** Opening Dataset block **

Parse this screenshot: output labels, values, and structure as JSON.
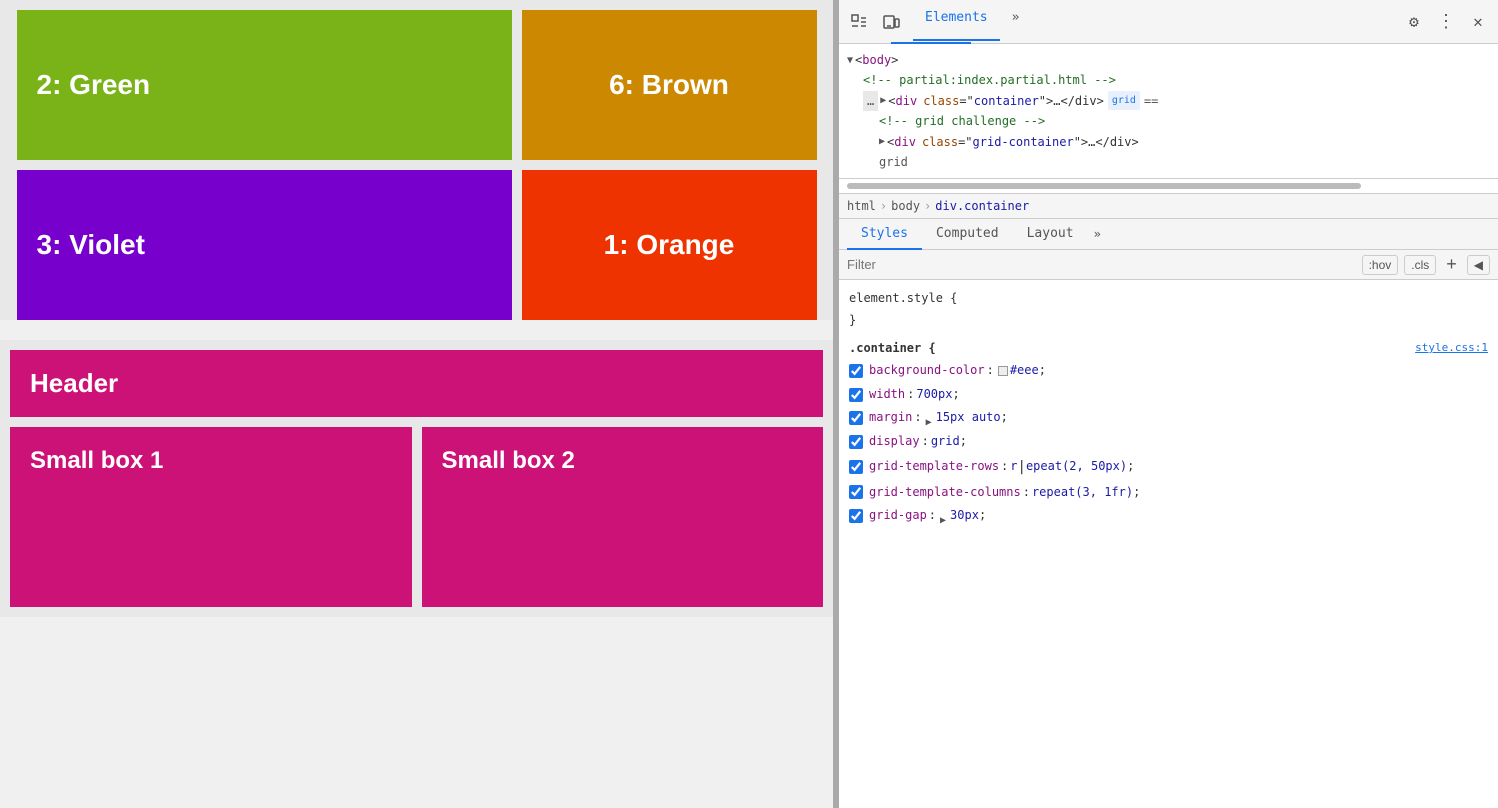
{
  "left": {
    "boxes": {
      "green": {
        "label": "2: Green"
      },
      "brown": {
        "label": "6: Brown"
      },
      "violet": {
        "label": "3: Violet"
      },
      "orange": {
        "label": "1: Orange"
      },
      "header": {
        "label": "Header"
      },
      "small1": {
        "label": "Small box 1"
      },
      "small2": {
        "label": "Small box 2"
      }
    }
  },
  "devtools": {
    "toolbar": {
      "inspect_label": "⬚",
      "device_label": "⬚",
      "elements_tab": "Elements",
      "more_tabs": "»",
      "settings_label": "⚙",
      "menu_label": "⋮",
      "close_label": "✕"
    },
    "html_tree": {
      "body_tag": "<body>",
      "comment1": "<!-- partial:index.partial.html -->",
      "div_container": "<div class=\"container\">…</div>",
      "badge_grid": "grid",
      "eq_badge": "==",
      "comment2": "<!-- grid challenge -->",
      "div_grid_container": "<div class=\"grid-container\">…</div>"
    },
    "breadcrumbs": [
      "html",
      "body",
      "div.container"
    ],
    "style_tabs": [
      "Styles",
      "Computed",
      "Layout",
      "»"
    ],
    "filter": {
      "placeholder": "Filter",
      "hov_label": ":hov",
      "cls_label": ".cls"
    },
    "css_rules": {
      "element_style_header": "element.style {",
      "element_style_close": "}",
      "container_header": ".container {",
      "container_source": "style.css:1",
      "properties": [
        {
          "checked": true,
          "name": "background-color",
          "value": "#eee",
          "has_swatch": true,
          "swatch_color": "#eeeeee"
        },
        {
          "checked": true,
          "name": "width",
          "value": "700px"
        },
        {
          "checked": true,
          "name": "margin",
          "value": "▶ 15px auto",
          "has_expand": true
        },
        {
          "checked": true,
          "name": "display",
          "value": "grid"
        },
        {
          "checked": true,
          "name": "grid-template-rows",
          "value": "repeat(2, 50px)",
          "has_cursor": true
        },
        {
          "checked": true,
          "name": "grid-template-columns",
          "value": "repeat(3, 1fr)"
        },
        {
          "checked": true,
          "name": "grid-gap",
          "value": "▶ 30px",
          "has_expand": true
        }
      ]
    }
  }
}
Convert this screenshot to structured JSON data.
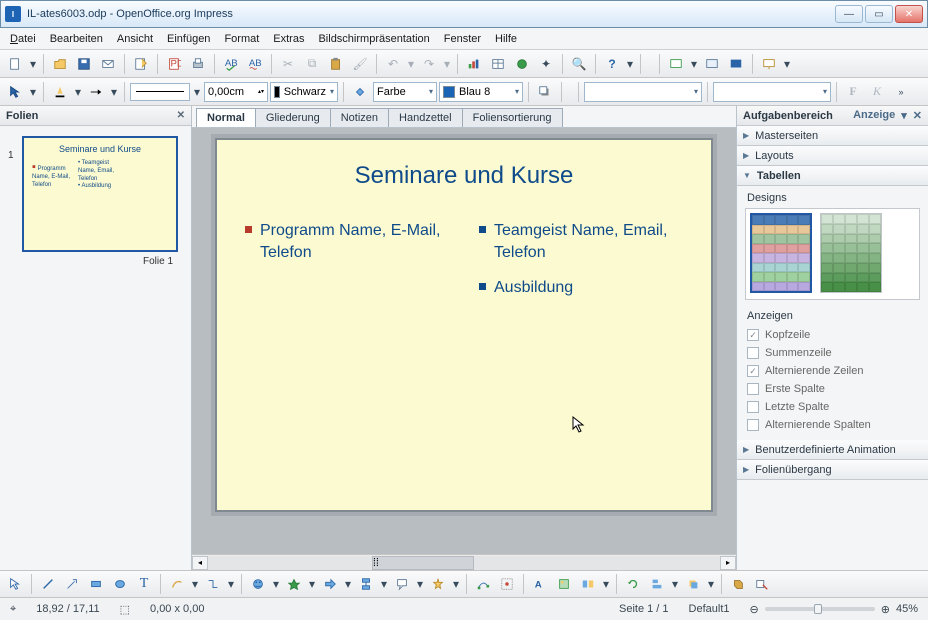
{
  "title": "IL-ates6003.odp - OpenOffice.org Impress",
  "menu": [
    "Datei",
    "Bearbeiten",
    "Ansicht",
    "Einfügen",
    "Format",
    "Extras",
    "Bildschirmpräsentation",
    "Fenster",
    "Hilfe"
  ],
  "toolbar3": {
    "linewidth": "0,00cm",
    "colorname": "Schwarz",
    "fillmode": "Farbe",
    "fillcolor": "Blau 8"
  },
  "leftpanel": {
    "title": "Folien",
    "slide_label": "Folie 1",
    "slide_num": "1"
  },
  "tabs": [
    "Normal",
    "Gliederung",
    "Notizen",
    "Handzettel",
    "Foliensortierung"
  ],
  "slide": {
    "title": "Seminare und Kurse",
    "col1": [
      {
        "text": "Programm Name, E-Mail, Telefon",
        "red": true
      }
    ],
    "col2": [
      {
        "text": "Teamgeist Name, Email, Telefon"
      },
      {
        "text": "Ausbildung"
      }
    ]
  },
  "rightpanel": {
    "title": "Aufgabenbereich",
    "view": "Anzeige",
    "acc": [
      "Masterseiten",
      "Layouts",
      "Tabellen",
      "Benutzerdefinierte Animation",
      "Folienübergang"
    ],
    "designs_label": "Designs",
    "anzeigen_label": "Anzeigen",
    "checks": [
      {
        "label": "Kopfzeile",
        "checked": true
      },
      {
        "label": "Summenzeile",
        "checked": false
      },
      {
        "label": "Alternierende Zeilen",
        "checked": true
      },
      {
        "label": "Erste Spalte",
        "checked": false
      },
      {
        "label": "Letzte Spalte",
        "checked": false
      },
      {
        "label": "Alternierende Spalten",
        "checked": false
      }
    ]
  },
  "status": {
    "pos": "18,92 / 17,11",
    "size": "0,00 x 0,00",
    "page": "Seite 1 / 1",
    "master": "Default1",
    "zoom": "45%"
  },
  "colors": {
    "blau8": "#1964b4",
    "schwarz": "#000000"
  }
}
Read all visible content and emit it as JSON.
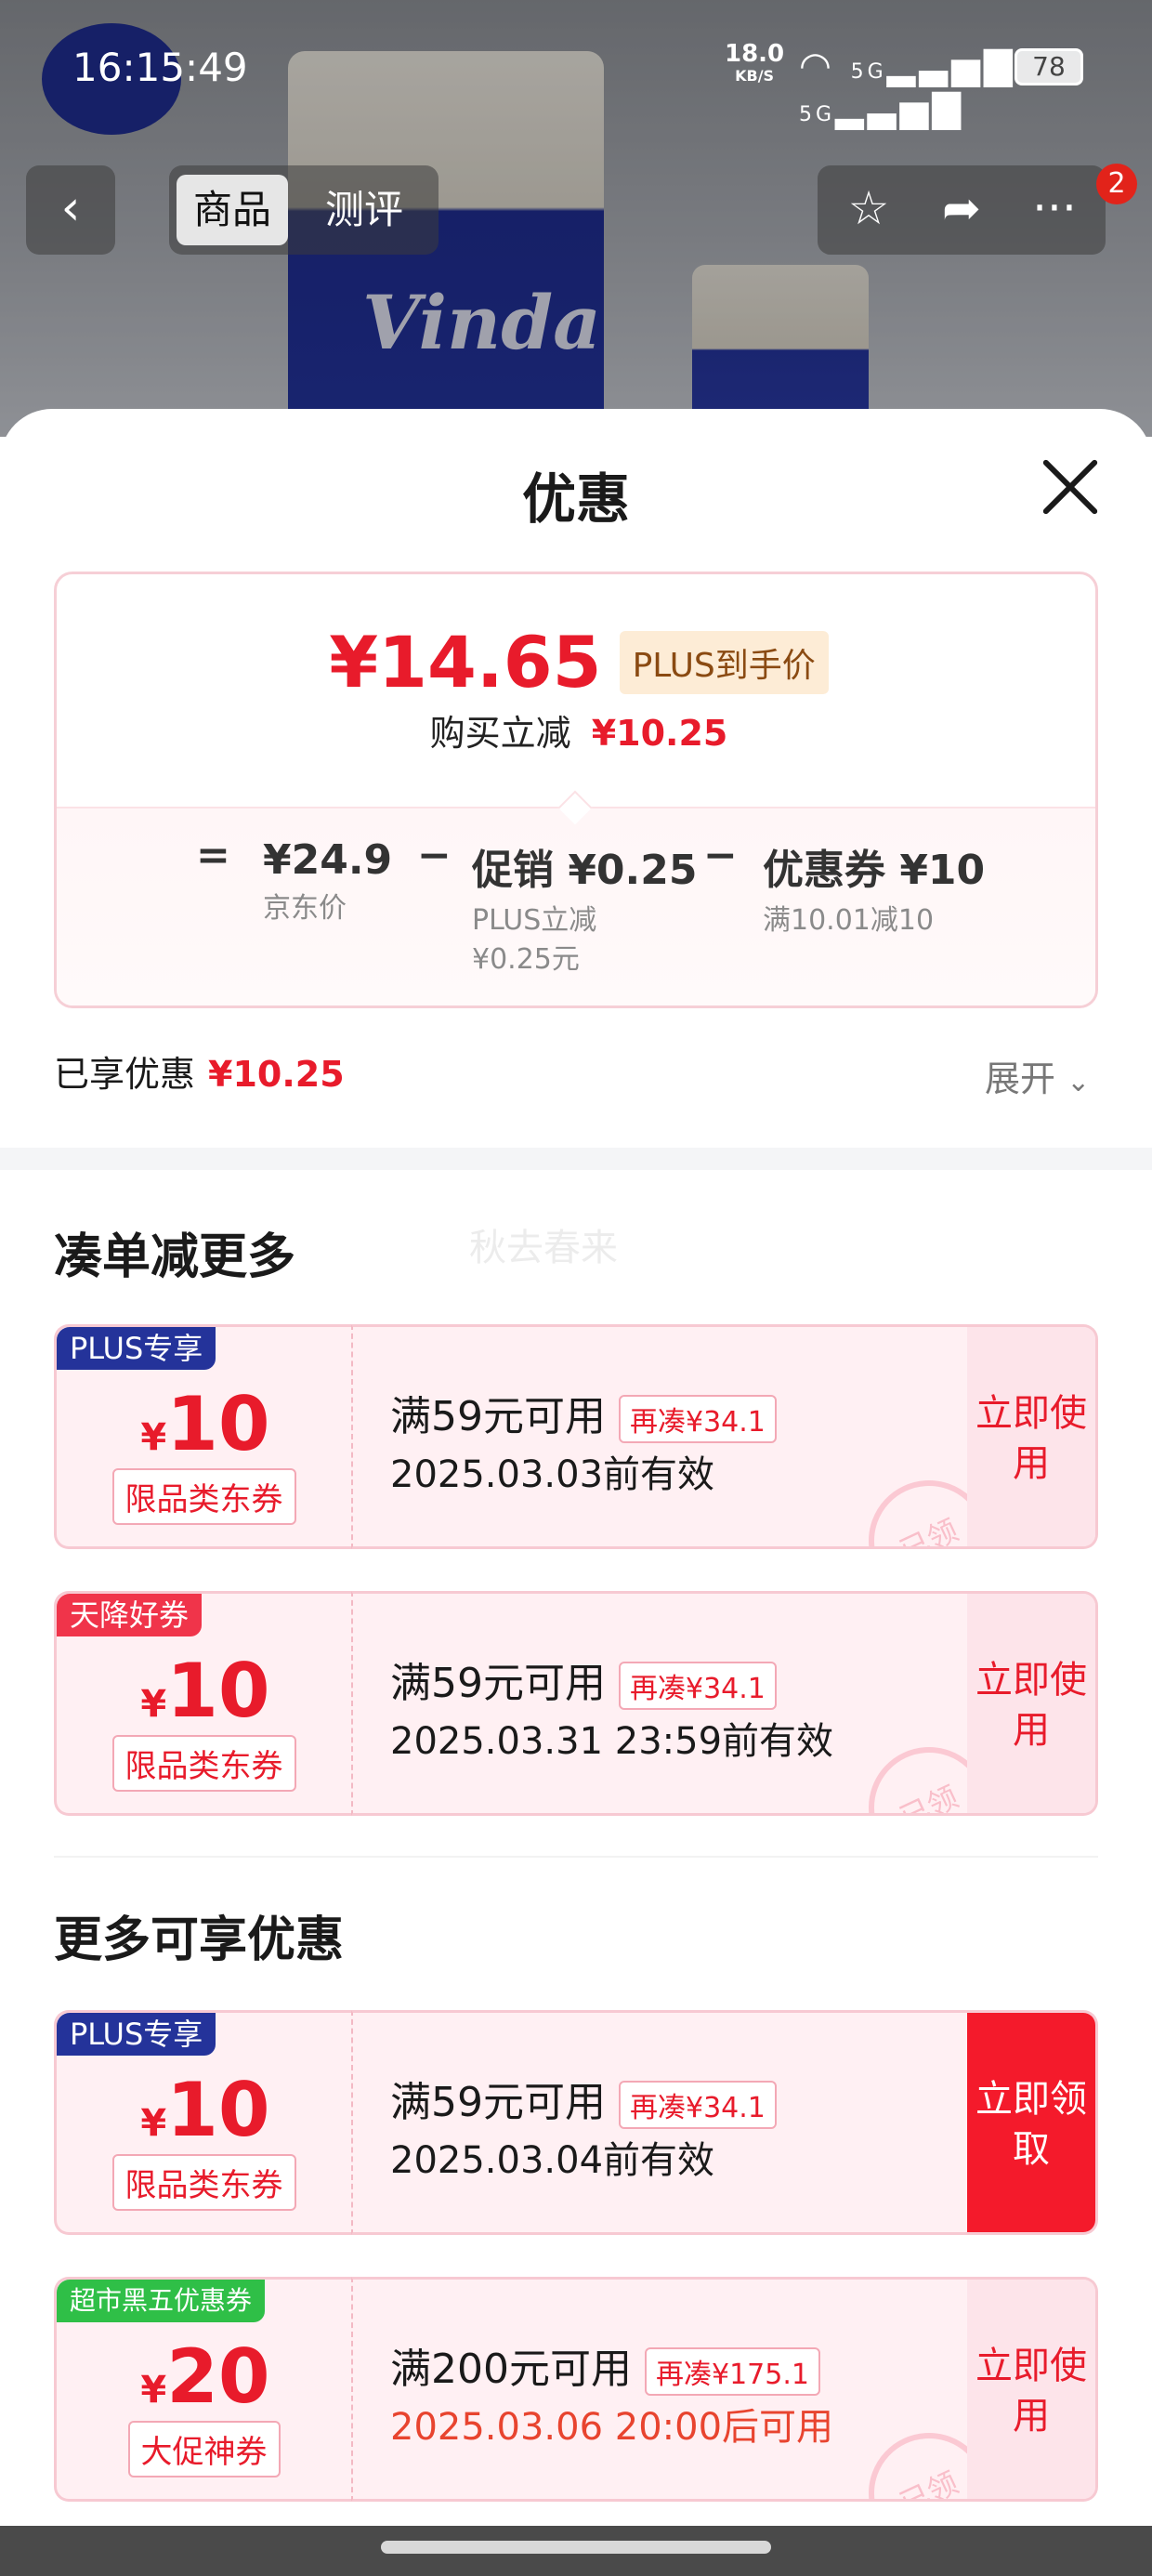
{
  "status_bar": {
    "time": "16:15:49",
    "net_speed": "18.0",
    "net_unit": "KB/S",
    "network": "5G",
    "battery": "78"
  },
  "nav": {
    "back_icon": "chevron-left-icon",
    "tabs": [
      "商品",
      "测评"
    ],
    "badge": "2"
  },
  "sheet": {
    "title": "优惠",
    "close_icon": "close-icon"
  },
  "price_card": {
    "final_price": "¥14.65",
    "price_tag": "PLUS到手价",
    "saving_label": "购买立减",
    "saving_value": "¥10.25",
    "breakdown": [
      {
        "op": "=",
        "value": "¥24.9",
        "sub": "京东价"
      },
      {
        "op": "−",
        "value": "促销 ¥0.25",
        "sub": "PLUS立减 ¥0.25元"
      },
      {
        "op": "−",
        "value": "优惠券 ¥10",
        "sub": "满10.01减10"
      }
    ]
  },
  "enjoyed": {
    "label": "已享优惠",
    "value": "¥10.25",
    "expand": "展开"
  },
  "section1": {
    "title": "凑单减更多",
    "ghost": "秋去春来"
  },
  "section2": {
    "title": "更多可享优惠"
  },
  "coupons": [
    {
      "tag": "PLUS专享",
      "currency": "¥",
      "amount": "10",
      "type": "限品类东券",
      "condition": "满59元可用",
      "add": "再凑¥34.1",
      "valid": "2025.03.03前有效",
      "action": "立即使用",
      "stamp": "已领"
    },
    {
      "tag": "天降好券",
      "currency": "¥",
      "amount": "10",
      "type": "限品类东券",
      "condition": "满59元可用",
      "add": "再凑¥34.1",
      "valid": "2025.03.31 23:59前有效",
      "action": "立即使用",
      "stamp": "已领"
    },
    {
      "tag": "PLUS专享",
      "currency": "¥",
      "amount": "10",
      "type": "限品类东券",
      "condition": "满59元可用",
      "add": "再凑¥34.1",
      "valid": "2025.03.04前有效",
      "action": "立即领取",
      "stamp": ""
    },
    {
      "tag": "超市黑五优惠券",
      "currency": "¥",
      "amount": "20",
      "type": "大促神券",
      "condition": "满200元可用",
      "add": "再凑¥175.1",
      "valid": "2025.03.06 20:00后可用",
      "action": "立即使用",
      "stamp": "已领"
    }
  ],
  "colors": {
    "accent_red": "#e81b2b",
    "plus_blue": "#24339a",
    "tag_red": "#f0344a",
    "tag_green": "#2fbf47"
  }
}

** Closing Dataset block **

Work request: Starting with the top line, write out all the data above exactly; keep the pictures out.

Solution for this exercise:
Parse this screenshot: output labels, values, and structure as JSON.
{
  "left": {
    "boxes": {
      "green": {
        "label": "2: Green"
      },
      "brown": {
        "label": "6: Brown"
      },
      "violet": {
        "label": "3: Violet"
      },
      "orange": {
        "label": "1: Orange"
      },
      "header": {
        "label": "Header"
      },
      "small1": {
        "label": "Small box 1"
      },
      "small2": {
        "label": "Small box 2"
      }
    }
  },
  "devtools": {
    "toolbar": {
      "inspect_label": "⬚",
      "device_label": "⬚",
      "elements_tab": "Elements",
      "more_tabs": "»",
      "settings_label": "⚙",
      "menu_label": "⋮",
      "close_label": "✕"
    },
    "html_tree": {
      "body_tag": "<body>",
      "comment1": "<!-- partial:index.partial.html -->",
      "div_container": "<div class=\"container\">…</div>",
      "badge_grid": "grid",
      "eq_badge": "==",
      "comment2": "<!-- grid challenge -->",
      "div_grid_container": "<div class=\"grid-container\">…</div>"
    },
    "breadcrumbs": [
      "html",
      "body",
      "div.container"
    ],
    "style_tabs": [
      "Styles",
      "Computed",
      "Layout",
      "»"
    ],
    "filter": {
      "placeholder": "Filter",
      "hov_label": ":hov",
      "cls_label": ".cls"
    },
    "css_rules": {
      "element_style_header": "element.style {",
      "element_style_close": "}",
      "container_header": ".container {",
      "container_source": "style.css:1",
      "properties": [
        {
          "checked": true,
          "name": "background-color",
          "value": "#eee",
          "has_swatch": true,
          "swatch_color": "#eeeeee"
        },
        {
          "checked": true,
          "name": "width",
          "value": "700px"
        },
        {
          "checked": true,
          "name": "margin",
          "value": "▶ 15px auto",
          "has_expand": true
        },
        {
          "checked": true,
          "name": "display",
          "value": "grid"
        },
        {
          "checked": true,
          "name": "grid-template-rows",
          "value": "repeat(2, 50px)",
          "has_cursor": true
        },
        {
          "checked": true,
          "name": "grid-template-columns",
          "value": "repeat(3, 1fr)"
        },
        {
          "checked": true,
          "name": "grid-gap",
          "value": "▶ 30px",
          "has_expand": true
        }
      ]
    }
  }
}
Convert this screenshot to structured JSON data.
{
  "title": "IL-ates6003.odp - OpenOffice.org Impress",
  "menu": [
    "Datei",
    "Bearbeiten",
    "Ansicht",
    "Einfügen",
    "Format",
    "Extras",
    "Bildschirmpräsentation",
    "Fenster",
    "Hilfe"
  ],
  "toolbar3": {
    "linewidth": "0,00cm",
    "colorname": "Schwarz",
    "fillmode": "Farbe",
    "fillcolor": "Blau 8"
  },
  "leftpanel": {
    "title": "Folien",
    "slide_label": "Folie 1",
    "slide_num": "1"
  },
  "tabs": [
    "Normal",
    "Gliederung",
    "Notizen",
    "Handzettel",
    "Foliensortierung"
  ],
  "slide": {
    "title": "Seminare und Kurse",
    "col1": [
      {
        "text": "Programm Name, E-Mail, Telefon",
        "red": true
      }
    ],
    "col2": [
      {
        "text": "Teamgeist Name, Email, Telefon"
      },
      {
        "text": "Ausbildung"
      }
    ]
  },
  "rightpanel": {
    "title": "Aufgabenbereich",
    "view": "Anzeige",
    "acc": [
      "Masterseiten",
      "Layouts",
      "Tabellen",
      "Benutzerdefinierte Animation",
      "Folienübergang"
    ],
    "designs_label": "Designs",
    "anzeigen_label": "Anzeigen",
    "checks": [
      {
        "label": "Kopfzeile",
        "checked": true
      },
      {
        "label": "Summenzeile",
        "checked": false
      },
      {
        "label": "Alternierende Zeilen",
        "checked": true
      },
      {
        "label": "Erste Spalte",
        "checked": false
      },
      {
        "label": "Letzte Spalte",
        "checked": false
      },
      {
        "label": "Alternierende Spalten",
        "checked": false
      }
    ]
  },
  "status": {
    "pos": "18,92 / 17,11",
    "size": "0,00 x 0,00",
    "page": "Seite 1 / 1",
    "master": "Default1",
    "zoom": "45%"
  },
  "colors": {
    "blau8": "#1964b4",
    "schwarz": "#000000"
  }
}
Read all visible content and emit it as JSON.
{
  "status_bar": {
    "time": "16:15:49",
    "net_speed": "18.0",
    "net_unit": "KB/S",
    "network": "5G",
    "battery": "78"
  },
  "nav": {
    "back_icon": "chevron-left-icon",
    "tabs": [
      "商品",
      "测评"
    ],
    "badge": "2"
  },
  "sheet": {
    "title": "优惠",
    "close_icon": "close-icon"
  },
  "price_card": {
    "final_price": "¥14.65",
    "price_tag": "PLUS到手价",
    "saving_label": "购买立减",
    "saving_value": "¥10.25",
    "breakdown": [
      {
        "op": "=",
        "value": "¥24.9",
        "sub": "京东价"
      },
      {
        "op": "−",
        "value": "促销 ¥0.25",
        "sub": "PLUS立减 ¥0.25元"
      },
      {
        "op": "−",
        "value": "优惠券 ¥10",
        "sub": "满10.01减10"
      }
    ]
  },
  "enjoyed": {
    "label": "已享优惠",
    "value": "¥10.25",
    "expand": "展开"
  },
  "section1": {
    "title": "凑单减更多",
    "ghost": "秋去春来"
  },
  "section2": {
    "title": "更多可享优惠"
  },
  "coupons": [
    {
      "tag": "PLUS专享",
      "currency": "¥",
      "amount": "10",
      "type": "限品类东券",
      "condition": "满59元可用",
      "add": "再凑¥34.1",
      "valid": "2025.03.03前有效",
      "action": "立即使用",
      "stamp": "已领"
    },
    {
      "tag": "天降好券",
      "currency": "¥",
      "amount": "10",
      "type": "限品类东券",
      "condition": "满59元可用",
      "add": "再凑¥34.1",
      "valid": "2025.03.31 23:59前有效",
      "action": "立即使用",
      "stamp": "已领"
    },
    {
      "tag": "PLUS专享",
      "currency": "¥",
      "amount": "10",
      "type": "限品类东券",
      "condition": "满59元可用",
      "add": "再凑¥34.1",
      "valid": "2025.03.04前有效",
      "action": "立即领取",
      "stamp": ""
    },
    {
      "tag": "超市黑五优惠券",
      "currency": "¥",
      "amount": "20",
      "type": "大促神券",
      "condition": "满200元可用",
      "add": "再凑¥175.1",
      "valid": "2025.03.06 20:00后可用",
      "action": "立即使用",
      "stamp": "已领"
    }
  ],
  "colors": {
    "accent_red": "#e81b2b",
    "plus_blue": "#24339a",
    "tag_red": "#f0344a",
    "tag_green": "#2fbf47"
  }
}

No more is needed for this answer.